For each line of the material, check for the string "Association"; then state how many lines had it, giving only the number.

___ RECORDED DATA ___

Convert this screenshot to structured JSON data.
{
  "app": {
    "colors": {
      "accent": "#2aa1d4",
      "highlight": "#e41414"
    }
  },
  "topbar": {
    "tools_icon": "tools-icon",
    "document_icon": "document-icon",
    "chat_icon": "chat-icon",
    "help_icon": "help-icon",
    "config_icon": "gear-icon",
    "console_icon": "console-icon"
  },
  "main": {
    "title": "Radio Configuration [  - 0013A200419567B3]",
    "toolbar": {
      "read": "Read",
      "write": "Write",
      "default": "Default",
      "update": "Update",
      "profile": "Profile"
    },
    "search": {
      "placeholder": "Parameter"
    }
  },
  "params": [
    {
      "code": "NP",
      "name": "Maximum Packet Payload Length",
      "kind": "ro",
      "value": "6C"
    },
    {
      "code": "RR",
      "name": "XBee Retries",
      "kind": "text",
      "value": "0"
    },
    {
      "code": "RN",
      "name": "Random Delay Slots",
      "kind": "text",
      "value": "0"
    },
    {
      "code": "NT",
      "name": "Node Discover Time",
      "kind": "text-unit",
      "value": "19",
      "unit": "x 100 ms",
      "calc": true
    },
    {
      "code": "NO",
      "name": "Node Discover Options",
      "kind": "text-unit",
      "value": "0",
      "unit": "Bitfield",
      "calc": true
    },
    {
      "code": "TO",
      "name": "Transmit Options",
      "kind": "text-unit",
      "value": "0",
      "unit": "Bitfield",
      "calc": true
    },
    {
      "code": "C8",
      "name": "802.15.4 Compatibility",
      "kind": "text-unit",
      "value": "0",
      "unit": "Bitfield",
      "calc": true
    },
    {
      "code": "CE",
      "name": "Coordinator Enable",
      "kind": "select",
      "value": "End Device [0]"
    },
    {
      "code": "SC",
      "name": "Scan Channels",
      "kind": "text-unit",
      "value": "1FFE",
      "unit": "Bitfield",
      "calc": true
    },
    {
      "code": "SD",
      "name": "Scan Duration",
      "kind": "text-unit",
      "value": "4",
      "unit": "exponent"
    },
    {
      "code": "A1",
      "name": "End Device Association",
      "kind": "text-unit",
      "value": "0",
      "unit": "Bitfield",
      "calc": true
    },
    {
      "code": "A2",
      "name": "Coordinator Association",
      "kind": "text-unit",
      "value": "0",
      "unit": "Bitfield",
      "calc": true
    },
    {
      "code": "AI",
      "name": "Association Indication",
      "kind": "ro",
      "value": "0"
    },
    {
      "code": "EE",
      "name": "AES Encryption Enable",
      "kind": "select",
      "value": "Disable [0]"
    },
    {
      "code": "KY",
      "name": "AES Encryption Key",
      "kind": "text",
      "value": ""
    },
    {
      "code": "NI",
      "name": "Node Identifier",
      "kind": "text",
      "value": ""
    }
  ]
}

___
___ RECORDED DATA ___

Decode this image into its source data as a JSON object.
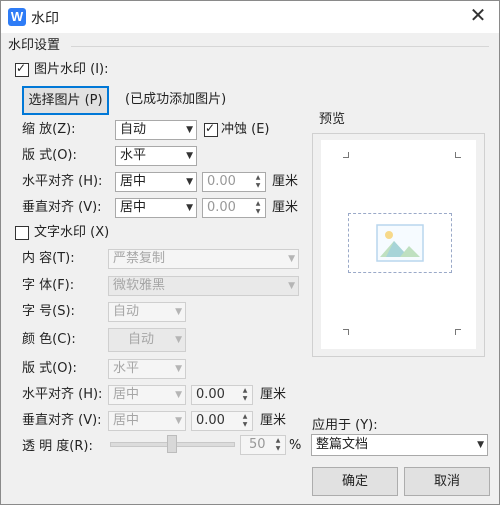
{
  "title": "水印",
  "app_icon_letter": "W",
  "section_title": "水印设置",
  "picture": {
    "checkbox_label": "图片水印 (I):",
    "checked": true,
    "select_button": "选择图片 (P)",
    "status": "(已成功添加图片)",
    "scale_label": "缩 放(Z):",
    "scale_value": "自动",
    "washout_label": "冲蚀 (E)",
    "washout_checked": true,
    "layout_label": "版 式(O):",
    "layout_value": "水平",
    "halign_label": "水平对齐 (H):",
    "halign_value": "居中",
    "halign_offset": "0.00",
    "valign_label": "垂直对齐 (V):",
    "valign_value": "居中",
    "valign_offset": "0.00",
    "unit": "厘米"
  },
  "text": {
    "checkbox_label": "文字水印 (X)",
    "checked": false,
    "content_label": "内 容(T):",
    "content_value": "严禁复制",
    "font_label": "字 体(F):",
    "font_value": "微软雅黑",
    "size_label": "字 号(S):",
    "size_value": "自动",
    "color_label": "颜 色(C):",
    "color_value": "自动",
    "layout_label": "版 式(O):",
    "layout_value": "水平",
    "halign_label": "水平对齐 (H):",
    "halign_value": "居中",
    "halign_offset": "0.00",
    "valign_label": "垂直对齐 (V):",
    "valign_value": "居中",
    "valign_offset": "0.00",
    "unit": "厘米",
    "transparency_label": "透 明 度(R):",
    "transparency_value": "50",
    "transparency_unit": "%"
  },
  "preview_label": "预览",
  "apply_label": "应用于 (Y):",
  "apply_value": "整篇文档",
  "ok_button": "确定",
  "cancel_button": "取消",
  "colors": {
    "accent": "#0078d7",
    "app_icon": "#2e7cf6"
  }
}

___

## ANSWER SECTION
3